### [WHAT THIS TASK INVOLVES]
Match the word "arrow". Return each line of the data below where it appears.

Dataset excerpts
------------
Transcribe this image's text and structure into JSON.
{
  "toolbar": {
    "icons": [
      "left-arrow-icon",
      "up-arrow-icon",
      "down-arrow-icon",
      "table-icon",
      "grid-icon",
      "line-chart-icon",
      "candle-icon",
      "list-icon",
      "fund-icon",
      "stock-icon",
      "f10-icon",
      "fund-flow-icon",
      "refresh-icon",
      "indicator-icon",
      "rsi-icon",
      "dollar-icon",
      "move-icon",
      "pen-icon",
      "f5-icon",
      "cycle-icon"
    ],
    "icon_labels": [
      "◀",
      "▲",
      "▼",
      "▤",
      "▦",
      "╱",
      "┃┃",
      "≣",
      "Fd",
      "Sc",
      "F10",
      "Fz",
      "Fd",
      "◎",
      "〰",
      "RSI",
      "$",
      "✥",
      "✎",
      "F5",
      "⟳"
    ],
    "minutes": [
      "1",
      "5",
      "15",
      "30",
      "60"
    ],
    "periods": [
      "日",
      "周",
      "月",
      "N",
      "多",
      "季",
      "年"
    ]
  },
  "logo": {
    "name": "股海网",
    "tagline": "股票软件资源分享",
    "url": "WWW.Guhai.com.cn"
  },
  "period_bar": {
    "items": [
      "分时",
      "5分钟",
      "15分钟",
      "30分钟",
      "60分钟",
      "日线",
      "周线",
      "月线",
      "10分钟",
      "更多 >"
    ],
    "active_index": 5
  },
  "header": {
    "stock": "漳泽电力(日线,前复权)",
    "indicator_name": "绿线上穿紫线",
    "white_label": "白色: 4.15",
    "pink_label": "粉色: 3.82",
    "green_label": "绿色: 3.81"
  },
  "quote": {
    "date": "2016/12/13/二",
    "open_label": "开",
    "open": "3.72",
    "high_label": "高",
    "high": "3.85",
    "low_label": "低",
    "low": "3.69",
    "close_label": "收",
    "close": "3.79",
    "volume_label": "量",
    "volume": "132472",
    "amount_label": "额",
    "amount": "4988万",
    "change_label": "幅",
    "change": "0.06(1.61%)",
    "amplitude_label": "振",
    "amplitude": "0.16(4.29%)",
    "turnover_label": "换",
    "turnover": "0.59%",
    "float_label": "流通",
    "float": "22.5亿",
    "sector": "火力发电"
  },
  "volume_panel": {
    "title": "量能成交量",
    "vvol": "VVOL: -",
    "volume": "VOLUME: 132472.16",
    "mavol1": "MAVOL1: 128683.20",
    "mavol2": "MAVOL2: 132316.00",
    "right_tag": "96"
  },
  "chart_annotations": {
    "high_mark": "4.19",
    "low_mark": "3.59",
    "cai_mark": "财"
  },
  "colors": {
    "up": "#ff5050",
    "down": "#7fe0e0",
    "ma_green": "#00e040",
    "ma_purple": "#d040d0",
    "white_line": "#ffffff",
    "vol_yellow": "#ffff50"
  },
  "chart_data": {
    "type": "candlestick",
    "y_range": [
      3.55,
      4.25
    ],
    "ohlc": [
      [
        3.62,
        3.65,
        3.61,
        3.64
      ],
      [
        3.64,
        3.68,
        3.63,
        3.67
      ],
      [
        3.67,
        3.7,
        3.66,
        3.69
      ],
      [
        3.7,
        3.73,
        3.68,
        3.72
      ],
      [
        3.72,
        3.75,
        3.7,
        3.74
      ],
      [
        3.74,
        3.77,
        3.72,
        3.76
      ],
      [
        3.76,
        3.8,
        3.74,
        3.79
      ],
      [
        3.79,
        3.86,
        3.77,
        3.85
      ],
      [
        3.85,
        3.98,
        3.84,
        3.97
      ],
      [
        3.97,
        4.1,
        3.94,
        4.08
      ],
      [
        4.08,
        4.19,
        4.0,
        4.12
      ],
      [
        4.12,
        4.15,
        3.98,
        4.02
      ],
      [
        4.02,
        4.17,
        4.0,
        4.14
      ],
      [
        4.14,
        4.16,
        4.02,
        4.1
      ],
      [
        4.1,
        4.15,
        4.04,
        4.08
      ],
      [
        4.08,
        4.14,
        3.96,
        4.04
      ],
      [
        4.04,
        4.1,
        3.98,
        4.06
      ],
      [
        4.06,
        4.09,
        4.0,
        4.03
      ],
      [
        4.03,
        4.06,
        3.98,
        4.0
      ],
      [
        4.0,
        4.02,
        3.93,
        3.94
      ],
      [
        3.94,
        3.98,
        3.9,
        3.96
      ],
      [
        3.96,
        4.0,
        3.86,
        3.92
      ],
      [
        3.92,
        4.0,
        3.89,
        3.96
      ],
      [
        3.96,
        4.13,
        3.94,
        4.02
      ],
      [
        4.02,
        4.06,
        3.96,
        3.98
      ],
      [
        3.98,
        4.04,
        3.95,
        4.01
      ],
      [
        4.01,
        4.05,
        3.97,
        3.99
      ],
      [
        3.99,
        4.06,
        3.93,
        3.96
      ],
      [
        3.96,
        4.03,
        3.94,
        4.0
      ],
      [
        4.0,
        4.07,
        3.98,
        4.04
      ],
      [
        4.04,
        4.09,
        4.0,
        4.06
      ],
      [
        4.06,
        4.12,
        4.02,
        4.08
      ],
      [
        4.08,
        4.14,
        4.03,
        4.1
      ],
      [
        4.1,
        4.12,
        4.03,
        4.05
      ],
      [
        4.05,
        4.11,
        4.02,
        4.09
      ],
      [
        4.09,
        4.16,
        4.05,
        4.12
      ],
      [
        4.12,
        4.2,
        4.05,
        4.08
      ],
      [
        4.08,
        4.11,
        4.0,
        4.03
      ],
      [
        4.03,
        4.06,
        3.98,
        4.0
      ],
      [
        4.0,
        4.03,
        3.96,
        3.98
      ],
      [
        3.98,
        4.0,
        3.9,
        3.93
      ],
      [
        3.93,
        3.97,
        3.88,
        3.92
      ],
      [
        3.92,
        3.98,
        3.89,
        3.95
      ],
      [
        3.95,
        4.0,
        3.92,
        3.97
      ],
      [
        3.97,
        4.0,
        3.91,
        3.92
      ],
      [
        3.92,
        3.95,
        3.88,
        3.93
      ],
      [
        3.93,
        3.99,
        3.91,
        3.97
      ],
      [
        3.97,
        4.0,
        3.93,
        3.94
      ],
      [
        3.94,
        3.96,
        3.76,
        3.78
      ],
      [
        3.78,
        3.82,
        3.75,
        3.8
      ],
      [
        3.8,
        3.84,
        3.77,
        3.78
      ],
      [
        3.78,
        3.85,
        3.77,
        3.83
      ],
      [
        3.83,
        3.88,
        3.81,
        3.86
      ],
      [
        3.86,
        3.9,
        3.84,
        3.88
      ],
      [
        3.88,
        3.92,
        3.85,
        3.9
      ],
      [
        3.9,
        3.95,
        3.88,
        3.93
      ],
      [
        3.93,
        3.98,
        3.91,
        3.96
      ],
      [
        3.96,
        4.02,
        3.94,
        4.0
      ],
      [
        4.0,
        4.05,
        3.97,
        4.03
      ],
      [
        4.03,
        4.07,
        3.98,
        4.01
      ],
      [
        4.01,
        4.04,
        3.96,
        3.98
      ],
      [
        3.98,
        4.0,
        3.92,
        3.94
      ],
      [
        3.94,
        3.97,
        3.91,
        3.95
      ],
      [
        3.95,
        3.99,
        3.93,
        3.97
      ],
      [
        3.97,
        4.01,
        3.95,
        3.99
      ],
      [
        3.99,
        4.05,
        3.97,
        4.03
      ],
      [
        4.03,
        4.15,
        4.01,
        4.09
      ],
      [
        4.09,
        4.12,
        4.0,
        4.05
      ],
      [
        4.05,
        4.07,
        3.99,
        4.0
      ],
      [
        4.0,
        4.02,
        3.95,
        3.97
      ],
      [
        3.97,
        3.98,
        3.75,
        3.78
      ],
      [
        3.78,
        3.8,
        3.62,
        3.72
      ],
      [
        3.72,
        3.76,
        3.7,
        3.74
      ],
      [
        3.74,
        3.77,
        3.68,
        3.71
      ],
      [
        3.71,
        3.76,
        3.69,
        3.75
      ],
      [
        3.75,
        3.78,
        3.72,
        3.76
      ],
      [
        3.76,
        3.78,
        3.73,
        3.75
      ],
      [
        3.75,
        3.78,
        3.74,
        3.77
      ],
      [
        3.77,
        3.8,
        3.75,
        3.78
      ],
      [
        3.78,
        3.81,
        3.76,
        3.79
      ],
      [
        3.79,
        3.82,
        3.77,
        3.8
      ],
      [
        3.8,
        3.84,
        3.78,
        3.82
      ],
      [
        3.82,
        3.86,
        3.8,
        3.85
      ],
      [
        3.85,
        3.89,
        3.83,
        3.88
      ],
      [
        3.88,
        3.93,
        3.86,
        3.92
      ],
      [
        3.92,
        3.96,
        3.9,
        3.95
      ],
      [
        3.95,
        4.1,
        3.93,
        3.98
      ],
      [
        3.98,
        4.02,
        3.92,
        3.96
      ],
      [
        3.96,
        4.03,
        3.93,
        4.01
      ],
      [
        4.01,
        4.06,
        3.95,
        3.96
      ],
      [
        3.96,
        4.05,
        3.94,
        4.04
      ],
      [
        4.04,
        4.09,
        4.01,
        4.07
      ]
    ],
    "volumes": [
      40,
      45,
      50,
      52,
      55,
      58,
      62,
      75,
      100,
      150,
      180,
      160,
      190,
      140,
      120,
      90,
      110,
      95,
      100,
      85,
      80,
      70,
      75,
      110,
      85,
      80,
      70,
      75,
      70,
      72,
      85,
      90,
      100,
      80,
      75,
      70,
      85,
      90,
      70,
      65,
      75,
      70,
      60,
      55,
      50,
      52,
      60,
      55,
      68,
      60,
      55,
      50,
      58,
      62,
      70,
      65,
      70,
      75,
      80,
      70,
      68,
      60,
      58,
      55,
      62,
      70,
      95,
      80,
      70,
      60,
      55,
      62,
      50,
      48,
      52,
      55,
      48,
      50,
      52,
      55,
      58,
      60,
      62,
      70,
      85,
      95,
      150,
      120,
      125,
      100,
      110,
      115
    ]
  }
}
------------
### [TASK ANSWER]
      "left-arrow-icon",
      "up-arrow-icon",
      "down-arrow-icon",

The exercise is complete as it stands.